*** Listed entries Section Begins ***

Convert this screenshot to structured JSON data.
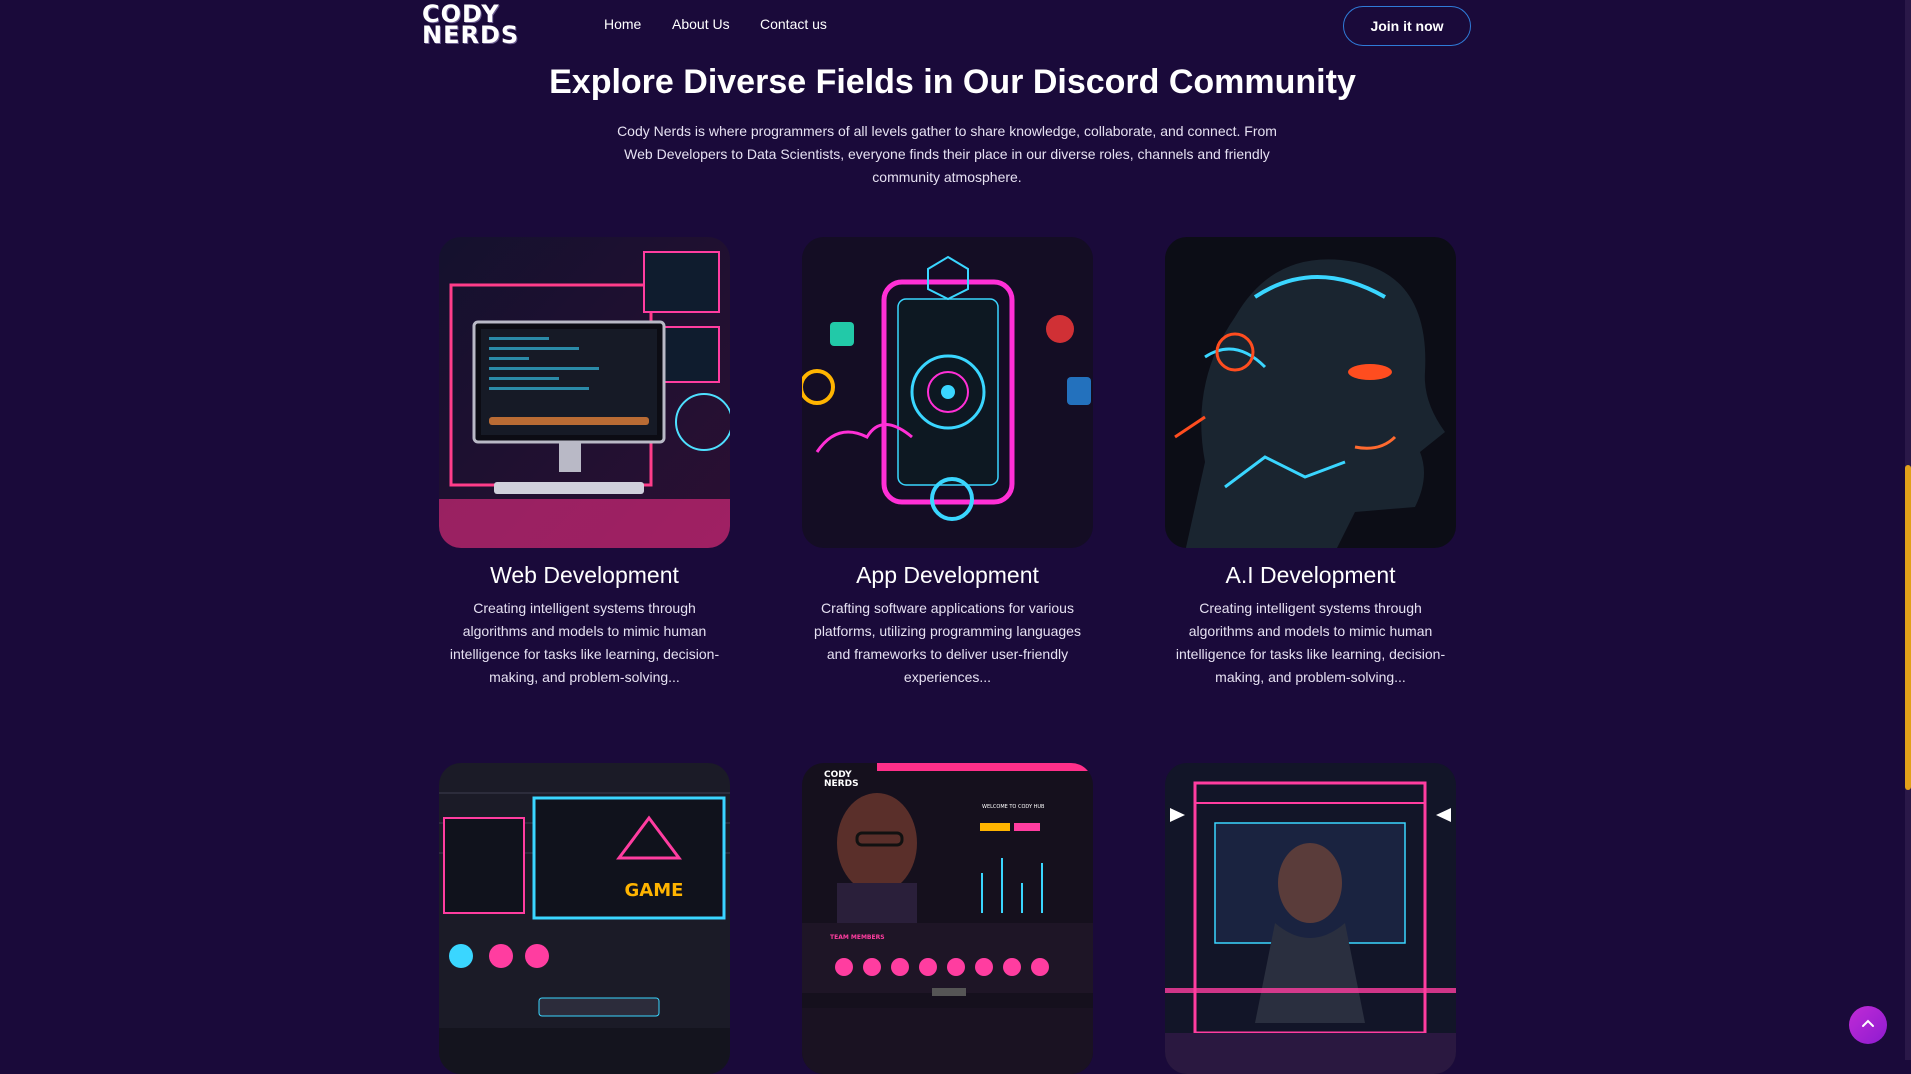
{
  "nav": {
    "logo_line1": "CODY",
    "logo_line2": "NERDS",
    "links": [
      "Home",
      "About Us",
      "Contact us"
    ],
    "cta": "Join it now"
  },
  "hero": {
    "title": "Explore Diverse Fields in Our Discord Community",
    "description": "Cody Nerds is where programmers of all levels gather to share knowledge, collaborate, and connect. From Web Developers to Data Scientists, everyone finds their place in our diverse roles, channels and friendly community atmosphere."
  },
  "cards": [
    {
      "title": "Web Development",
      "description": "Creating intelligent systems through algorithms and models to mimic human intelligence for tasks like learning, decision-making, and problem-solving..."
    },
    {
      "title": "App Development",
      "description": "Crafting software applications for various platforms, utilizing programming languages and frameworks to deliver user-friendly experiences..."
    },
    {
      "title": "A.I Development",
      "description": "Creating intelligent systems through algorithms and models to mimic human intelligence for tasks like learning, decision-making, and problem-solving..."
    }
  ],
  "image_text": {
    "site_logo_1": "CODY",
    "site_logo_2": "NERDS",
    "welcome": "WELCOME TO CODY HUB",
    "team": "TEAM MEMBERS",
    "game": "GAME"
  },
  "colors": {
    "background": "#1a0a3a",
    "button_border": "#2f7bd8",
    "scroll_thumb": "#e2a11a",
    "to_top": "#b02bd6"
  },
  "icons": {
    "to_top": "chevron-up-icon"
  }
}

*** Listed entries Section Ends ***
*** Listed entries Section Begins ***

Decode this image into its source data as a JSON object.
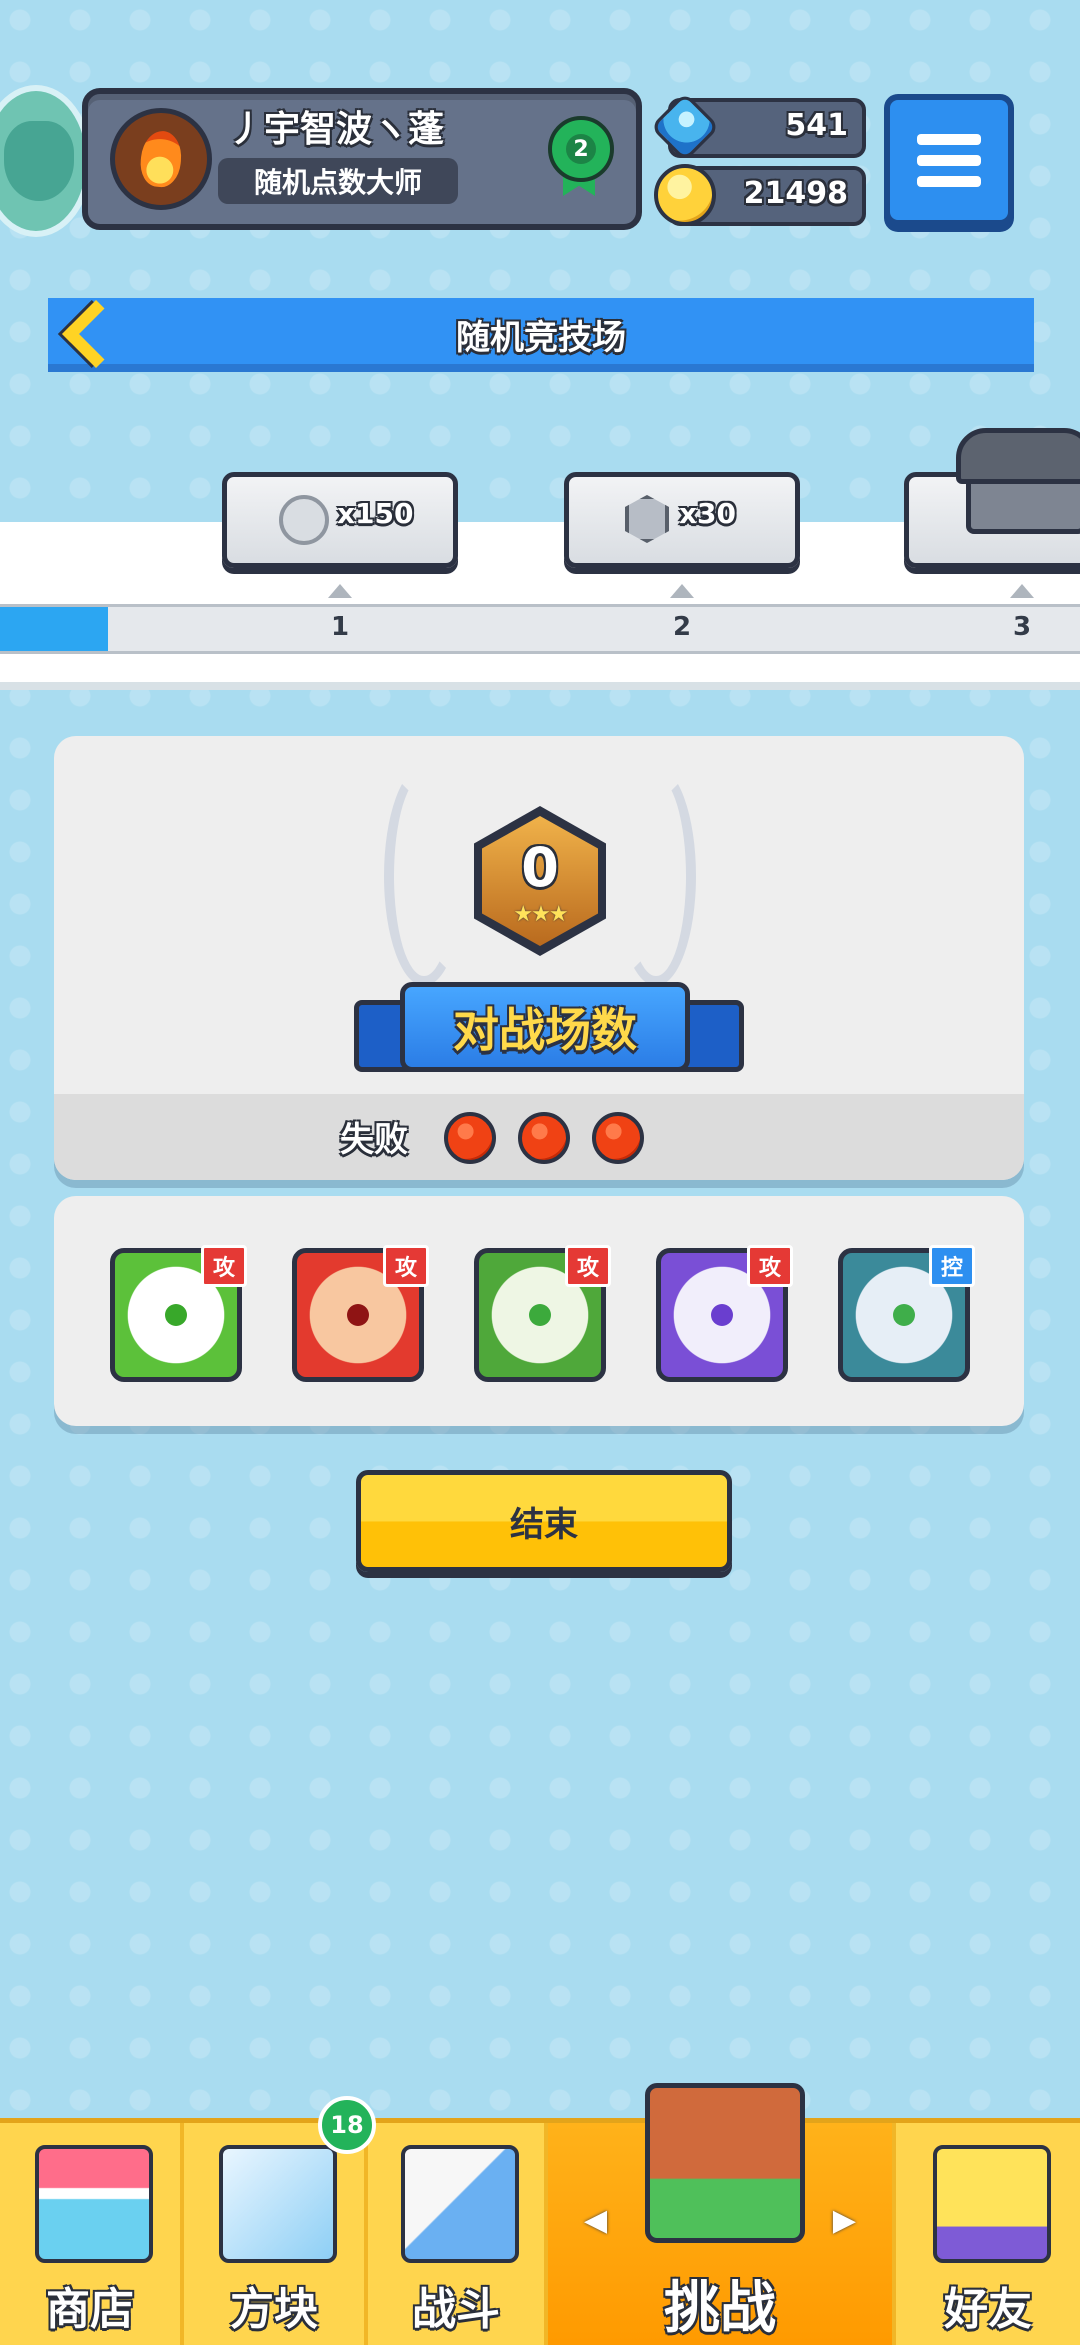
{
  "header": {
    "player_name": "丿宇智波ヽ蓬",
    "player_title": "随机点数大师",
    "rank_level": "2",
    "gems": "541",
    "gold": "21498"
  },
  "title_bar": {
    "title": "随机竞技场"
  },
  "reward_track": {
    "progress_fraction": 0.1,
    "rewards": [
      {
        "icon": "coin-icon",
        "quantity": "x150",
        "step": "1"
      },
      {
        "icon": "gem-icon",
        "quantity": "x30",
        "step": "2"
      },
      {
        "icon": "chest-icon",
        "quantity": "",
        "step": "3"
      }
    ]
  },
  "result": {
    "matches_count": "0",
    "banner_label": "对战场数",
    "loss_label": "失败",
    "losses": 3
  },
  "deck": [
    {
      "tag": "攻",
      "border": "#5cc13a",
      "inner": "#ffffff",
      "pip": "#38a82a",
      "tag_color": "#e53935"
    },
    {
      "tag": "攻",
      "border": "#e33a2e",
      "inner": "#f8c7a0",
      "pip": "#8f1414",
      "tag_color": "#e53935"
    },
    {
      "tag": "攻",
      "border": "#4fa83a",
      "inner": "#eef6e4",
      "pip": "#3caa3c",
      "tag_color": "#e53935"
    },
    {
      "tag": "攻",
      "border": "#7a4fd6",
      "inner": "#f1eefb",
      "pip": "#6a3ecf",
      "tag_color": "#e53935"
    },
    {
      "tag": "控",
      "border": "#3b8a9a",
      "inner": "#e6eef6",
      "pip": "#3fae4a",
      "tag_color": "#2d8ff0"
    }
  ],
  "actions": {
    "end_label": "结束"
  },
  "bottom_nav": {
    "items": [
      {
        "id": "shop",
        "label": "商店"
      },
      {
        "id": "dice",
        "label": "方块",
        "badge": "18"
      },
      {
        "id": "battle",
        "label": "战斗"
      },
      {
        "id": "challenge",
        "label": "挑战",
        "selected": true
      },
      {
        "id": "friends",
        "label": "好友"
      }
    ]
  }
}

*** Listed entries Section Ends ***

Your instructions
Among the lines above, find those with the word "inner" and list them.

Answer to this task
      "inner": "#ffffff",
      "inner": "#f8c7a0",
      "inner": "#eef6e4",
      "inner": "#f1eefb",
      "inner": "#e6eef6",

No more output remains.